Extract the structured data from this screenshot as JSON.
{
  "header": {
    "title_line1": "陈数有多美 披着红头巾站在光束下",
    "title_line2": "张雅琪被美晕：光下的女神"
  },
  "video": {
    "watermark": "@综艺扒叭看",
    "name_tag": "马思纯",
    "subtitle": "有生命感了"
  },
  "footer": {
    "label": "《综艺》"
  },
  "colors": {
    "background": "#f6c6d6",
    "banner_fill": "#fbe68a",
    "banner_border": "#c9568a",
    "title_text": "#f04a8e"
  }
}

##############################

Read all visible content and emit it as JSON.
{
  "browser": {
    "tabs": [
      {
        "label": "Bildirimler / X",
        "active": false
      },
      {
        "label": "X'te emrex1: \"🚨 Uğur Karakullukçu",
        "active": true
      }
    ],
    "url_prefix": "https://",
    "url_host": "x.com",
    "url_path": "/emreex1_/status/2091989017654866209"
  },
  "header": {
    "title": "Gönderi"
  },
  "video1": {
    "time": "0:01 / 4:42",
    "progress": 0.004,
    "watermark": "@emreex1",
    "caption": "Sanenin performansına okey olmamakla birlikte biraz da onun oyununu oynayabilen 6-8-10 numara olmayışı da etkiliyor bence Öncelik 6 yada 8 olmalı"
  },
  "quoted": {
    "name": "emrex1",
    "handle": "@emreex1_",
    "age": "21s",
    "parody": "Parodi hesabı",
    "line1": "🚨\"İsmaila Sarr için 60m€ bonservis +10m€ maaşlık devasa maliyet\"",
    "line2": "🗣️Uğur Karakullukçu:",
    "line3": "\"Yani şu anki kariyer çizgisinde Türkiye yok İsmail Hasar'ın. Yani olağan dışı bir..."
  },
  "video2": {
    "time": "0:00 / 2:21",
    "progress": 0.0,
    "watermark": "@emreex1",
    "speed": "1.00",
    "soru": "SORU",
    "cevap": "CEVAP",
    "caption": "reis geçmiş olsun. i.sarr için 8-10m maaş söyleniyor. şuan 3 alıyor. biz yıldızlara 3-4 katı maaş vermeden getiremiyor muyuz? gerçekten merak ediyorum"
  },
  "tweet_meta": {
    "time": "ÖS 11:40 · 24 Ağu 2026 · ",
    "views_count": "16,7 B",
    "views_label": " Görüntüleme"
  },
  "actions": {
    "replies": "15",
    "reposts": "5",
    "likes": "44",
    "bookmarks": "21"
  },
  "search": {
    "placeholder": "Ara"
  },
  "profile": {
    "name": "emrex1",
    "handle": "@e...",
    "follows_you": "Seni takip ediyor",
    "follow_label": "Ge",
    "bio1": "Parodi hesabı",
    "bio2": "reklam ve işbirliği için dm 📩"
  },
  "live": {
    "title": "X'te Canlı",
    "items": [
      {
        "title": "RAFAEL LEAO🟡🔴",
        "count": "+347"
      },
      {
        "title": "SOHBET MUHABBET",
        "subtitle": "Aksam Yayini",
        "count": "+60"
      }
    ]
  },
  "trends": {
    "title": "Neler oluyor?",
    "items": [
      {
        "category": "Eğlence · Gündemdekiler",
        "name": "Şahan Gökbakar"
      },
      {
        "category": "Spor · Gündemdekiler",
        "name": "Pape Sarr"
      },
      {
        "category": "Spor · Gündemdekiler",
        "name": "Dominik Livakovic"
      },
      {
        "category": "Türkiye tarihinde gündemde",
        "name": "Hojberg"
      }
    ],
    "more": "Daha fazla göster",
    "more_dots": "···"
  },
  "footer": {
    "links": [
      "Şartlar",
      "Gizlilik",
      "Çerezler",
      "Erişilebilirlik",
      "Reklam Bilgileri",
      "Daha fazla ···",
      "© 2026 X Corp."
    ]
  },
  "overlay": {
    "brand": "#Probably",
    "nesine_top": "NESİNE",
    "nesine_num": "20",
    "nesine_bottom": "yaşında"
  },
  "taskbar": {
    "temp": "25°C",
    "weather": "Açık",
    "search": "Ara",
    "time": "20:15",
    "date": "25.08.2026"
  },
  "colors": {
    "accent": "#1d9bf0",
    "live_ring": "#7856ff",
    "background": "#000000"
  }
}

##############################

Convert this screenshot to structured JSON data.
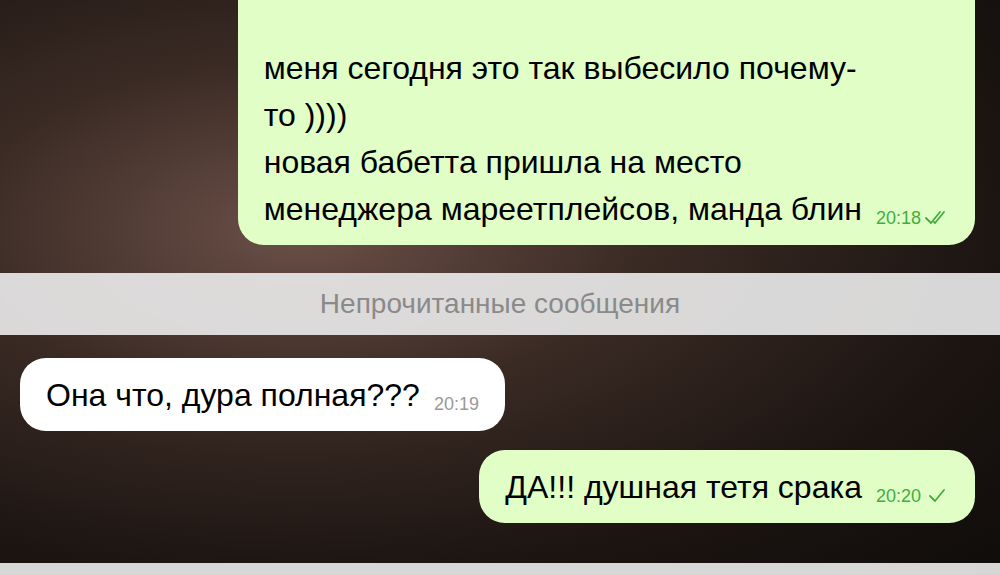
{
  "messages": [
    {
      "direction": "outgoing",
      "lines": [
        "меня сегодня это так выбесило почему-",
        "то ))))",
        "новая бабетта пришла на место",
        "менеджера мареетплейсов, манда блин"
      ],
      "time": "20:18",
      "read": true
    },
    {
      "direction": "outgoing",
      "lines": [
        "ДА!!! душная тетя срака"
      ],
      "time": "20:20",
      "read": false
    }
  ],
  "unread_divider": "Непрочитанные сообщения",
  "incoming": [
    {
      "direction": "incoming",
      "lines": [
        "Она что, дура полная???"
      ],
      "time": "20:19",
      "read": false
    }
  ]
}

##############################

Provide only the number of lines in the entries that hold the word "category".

> TASK RESULT
4